Entries from a dataset of interfaces:
◆ ◆ ◆ ◆
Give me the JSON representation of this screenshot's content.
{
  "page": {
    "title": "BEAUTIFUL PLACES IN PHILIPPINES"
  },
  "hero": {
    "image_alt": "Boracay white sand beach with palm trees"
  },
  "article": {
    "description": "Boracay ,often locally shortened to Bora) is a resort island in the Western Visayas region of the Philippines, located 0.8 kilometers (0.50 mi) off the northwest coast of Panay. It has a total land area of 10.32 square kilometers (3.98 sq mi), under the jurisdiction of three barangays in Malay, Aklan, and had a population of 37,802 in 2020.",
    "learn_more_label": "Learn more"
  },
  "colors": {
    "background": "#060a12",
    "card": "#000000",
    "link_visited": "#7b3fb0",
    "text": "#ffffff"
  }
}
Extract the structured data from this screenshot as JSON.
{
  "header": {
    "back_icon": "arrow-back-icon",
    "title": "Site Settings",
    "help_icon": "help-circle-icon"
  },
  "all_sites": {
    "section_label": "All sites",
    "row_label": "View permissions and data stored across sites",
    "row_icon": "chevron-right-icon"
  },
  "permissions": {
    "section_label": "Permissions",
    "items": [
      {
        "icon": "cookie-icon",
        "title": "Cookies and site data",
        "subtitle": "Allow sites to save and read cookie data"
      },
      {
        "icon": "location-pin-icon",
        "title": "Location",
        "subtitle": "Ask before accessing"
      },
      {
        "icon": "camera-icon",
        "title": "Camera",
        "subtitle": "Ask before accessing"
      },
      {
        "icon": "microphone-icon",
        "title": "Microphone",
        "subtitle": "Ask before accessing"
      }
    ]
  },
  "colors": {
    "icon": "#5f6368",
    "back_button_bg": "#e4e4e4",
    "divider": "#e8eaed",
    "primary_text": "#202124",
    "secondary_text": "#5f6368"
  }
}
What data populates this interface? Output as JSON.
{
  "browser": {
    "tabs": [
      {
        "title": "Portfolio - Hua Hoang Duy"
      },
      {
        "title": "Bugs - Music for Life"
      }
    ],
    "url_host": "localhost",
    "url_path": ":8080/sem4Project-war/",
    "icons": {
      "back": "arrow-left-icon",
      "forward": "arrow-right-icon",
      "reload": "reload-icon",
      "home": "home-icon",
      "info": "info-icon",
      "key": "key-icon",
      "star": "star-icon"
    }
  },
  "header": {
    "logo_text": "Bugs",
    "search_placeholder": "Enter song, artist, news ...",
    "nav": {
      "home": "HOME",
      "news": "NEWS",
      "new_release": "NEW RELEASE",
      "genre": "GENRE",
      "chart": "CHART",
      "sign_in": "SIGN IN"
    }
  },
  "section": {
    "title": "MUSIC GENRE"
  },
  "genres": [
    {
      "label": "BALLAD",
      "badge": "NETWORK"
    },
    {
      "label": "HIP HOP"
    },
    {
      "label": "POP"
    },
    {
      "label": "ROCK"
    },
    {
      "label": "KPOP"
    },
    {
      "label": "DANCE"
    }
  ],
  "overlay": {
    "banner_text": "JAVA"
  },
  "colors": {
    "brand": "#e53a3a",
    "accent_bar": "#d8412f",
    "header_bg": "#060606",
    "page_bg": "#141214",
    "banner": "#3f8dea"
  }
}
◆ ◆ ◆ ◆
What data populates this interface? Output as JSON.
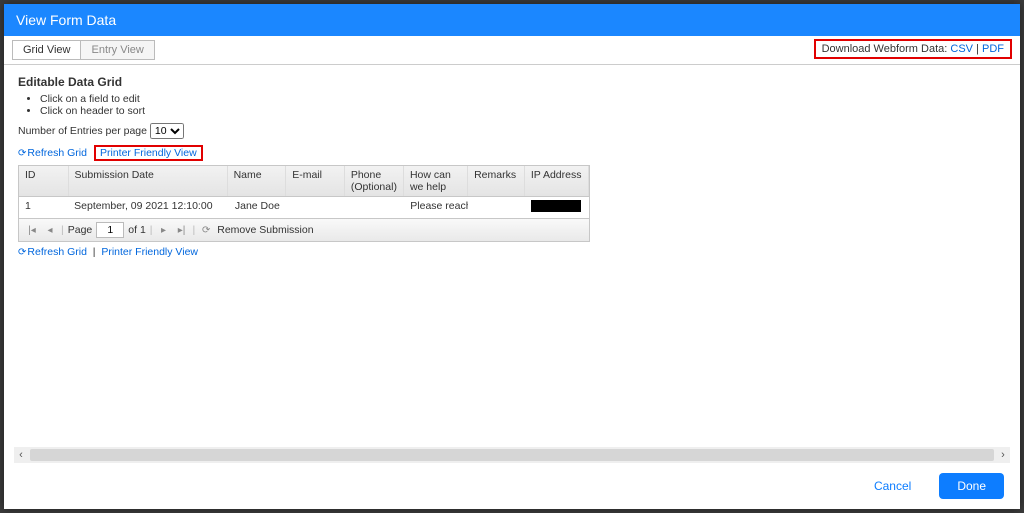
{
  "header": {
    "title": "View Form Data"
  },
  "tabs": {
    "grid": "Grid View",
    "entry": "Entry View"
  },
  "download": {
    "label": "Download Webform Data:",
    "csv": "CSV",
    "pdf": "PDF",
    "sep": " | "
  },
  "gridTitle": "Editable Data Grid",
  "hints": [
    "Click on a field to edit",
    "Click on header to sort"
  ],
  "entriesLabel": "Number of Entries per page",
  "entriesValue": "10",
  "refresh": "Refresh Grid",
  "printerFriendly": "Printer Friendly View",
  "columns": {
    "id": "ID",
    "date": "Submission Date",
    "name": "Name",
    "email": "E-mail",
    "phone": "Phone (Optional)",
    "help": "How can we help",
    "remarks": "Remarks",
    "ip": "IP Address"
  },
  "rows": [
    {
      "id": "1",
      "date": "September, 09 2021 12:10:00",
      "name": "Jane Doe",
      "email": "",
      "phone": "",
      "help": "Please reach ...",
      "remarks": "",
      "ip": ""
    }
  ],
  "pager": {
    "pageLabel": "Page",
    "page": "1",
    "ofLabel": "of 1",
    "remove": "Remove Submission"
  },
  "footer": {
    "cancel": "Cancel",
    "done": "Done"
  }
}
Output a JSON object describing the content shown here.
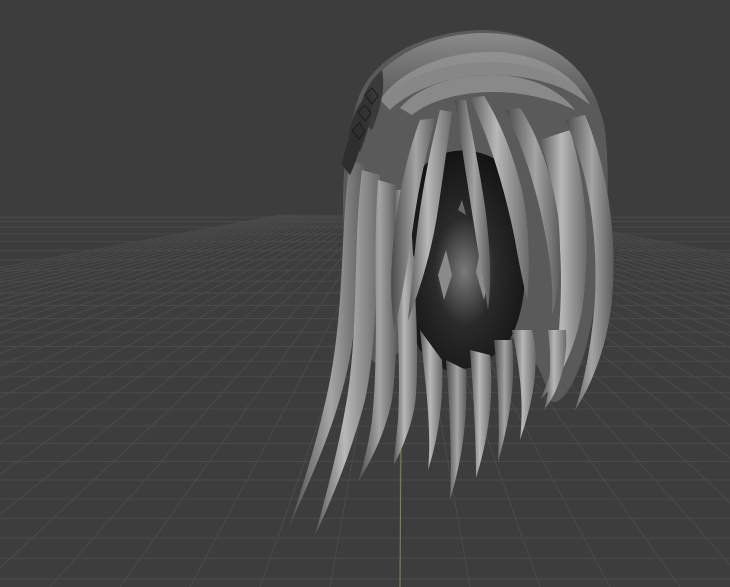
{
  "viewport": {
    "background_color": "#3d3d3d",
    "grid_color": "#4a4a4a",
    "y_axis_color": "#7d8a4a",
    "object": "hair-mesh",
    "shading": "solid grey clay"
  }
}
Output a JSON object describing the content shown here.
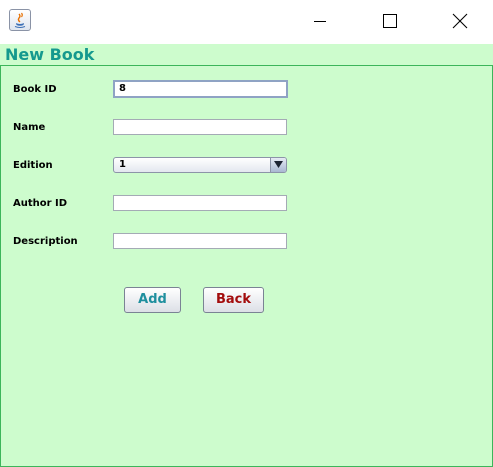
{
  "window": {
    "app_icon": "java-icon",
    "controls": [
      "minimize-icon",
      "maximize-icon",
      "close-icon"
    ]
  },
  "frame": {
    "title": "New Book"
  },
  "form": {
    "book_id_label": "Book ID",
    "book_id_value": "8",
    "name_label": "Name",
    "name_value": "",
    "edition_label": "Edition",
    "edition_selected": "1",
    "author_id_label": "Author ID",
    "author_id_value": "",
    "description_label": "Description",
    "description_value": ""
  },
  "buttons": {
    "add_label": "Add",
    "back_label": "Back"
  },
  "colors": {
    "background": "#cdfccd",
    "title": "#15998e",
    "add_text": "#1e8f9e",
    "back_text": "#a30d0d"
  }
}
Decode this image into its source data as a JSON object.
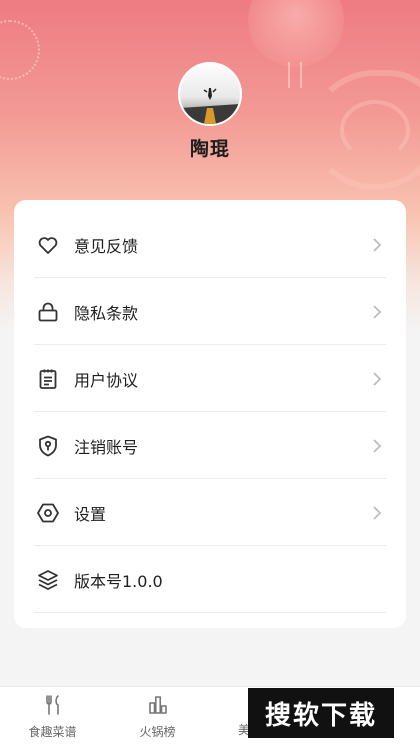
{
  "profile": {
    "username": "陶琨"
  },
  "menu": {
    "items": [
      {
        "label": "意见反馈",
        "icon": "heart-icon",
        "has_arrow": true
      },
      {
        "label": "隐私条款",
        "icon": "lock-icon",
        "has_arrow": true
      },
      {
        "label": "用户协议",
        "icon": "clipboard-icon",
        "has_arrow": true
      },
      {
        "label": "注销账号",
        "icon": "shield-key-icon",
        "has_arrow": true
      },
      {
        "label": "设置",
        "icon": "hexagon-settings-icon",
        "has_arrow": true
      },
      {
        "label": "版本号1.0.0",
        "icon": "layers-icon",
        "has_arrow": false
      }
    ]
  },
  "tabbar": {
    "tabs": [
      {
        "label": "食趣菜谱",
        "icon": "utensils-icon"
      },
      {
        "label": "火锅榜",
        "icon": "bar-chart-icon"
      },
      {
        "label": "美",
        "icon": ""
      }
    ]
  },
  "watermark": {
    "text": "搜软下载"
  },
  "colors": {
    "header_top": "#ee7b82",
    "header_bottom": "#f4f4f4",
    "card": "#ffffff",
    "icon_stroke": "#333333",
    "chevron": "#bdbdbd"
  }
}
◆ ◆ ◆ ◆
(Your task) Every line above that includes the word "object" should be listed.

(Exercise solution)
Output a JSON object describing the content shown here.
    "object": "hair-mesh",
Output a JSON object describing the content shown here.
Decode this image into its source data as a JSON object.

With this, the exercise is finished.